- TASK GOAL
The expected output is each line in the data below that includes the string "JSON".

- LISTED ENTRIES
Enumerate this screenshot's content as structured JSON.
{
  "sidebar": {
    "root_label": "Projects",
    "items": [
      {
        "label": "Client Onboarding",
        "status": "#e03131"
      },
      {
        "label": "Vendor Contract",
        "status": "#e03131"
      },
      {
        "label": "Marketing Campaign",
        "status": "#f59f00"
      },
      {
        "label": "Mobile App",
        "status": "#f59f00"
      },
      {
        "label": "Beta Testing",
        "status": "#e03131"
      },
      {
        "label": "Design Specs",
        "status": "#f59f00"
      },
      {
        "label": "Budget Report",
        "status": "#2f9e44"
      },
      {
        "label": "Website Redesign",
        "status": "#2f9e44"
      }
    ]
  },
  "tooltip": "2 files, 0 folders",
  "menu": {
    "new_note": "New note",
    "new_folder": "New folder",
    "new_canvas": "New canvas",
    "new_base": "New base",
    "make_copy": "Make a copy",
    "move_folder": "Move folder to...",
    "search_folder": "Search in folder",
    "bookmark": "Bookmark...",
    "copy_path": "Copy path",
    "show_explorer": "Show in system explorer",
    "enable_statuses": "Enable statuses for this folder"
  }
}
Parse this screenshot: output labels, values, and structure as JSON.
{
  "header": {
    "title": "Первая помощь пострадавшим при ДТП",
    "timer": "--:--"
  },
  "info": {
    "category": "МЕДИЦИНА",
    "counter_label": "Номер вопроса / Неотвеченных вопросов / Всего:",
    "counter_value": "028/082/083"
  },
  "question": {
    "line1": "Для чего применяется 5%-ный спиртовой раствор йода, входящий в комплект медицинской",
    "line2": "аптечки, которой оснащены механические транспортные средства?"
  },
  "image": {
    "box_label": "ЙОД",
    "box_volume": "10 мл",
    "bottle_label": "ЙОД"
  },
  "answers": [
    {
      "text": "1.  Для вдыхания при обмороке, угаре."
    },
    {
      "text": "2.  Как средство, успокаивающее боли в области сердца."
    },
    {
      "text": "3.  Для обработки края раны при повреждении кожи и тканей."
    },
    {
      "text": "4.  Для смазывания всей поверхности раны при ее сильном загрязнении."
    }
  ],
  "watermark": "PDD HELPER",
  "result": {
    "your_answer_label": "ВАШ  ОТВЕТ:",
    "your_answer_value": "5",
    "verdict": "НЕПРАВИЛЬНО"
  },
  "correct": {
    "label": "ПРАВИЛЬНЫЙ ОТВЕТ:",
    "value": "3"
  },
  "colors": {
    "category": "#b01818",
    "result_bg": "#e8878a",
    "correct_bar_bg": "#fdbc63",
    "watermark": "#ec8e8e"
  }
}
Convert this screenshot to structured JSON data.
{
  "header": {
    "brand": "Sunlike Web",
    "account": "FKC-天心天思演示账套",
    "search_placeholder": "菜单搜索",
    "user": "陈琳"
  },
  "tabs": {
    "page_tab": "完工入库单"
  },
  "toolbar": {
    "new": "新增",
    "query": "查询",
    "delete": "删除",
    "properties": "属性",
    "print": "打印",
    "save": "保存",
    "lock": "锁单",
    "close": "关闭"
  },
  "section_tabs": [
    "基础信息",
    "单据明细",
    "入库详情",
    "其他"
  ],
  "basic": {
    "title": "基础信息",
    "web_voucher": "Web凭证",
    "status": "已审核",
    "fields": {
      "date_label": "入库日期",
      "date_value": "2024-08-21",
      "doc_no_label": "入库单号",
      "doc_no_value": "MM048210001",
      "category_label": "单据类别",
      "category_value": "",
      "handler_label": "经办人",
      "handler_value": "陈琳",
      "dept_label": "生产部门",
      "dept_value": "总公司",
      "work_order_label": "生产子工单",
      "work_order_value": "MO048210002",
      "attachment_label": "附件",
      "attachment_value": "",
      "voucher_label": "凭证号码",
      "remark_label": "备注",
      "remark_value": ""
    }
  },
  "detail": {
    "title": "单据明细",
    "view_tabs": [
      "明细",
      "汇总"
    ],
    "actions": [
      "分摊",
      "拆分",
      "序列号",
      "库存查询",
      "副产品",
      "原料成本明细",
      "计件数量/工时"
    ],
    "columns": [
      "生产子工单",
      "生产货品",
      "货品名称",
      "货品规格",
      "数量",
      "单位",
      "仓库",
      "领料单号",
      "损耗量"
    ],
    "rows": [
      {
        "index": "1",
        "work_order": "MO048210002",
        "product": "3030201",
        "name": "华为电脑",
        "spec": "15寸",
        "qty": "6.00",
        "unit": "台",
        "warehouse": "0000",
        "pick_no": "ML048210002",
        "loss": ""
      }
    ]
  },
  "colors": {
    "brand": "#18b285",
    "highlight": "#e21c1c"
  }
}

- THE ANSWER
Enumerate this screenshot's content as structured JSON.
Parse this screenshot: output labels, values, and structure as JSON.
Convert this screenshot to structured JSON data.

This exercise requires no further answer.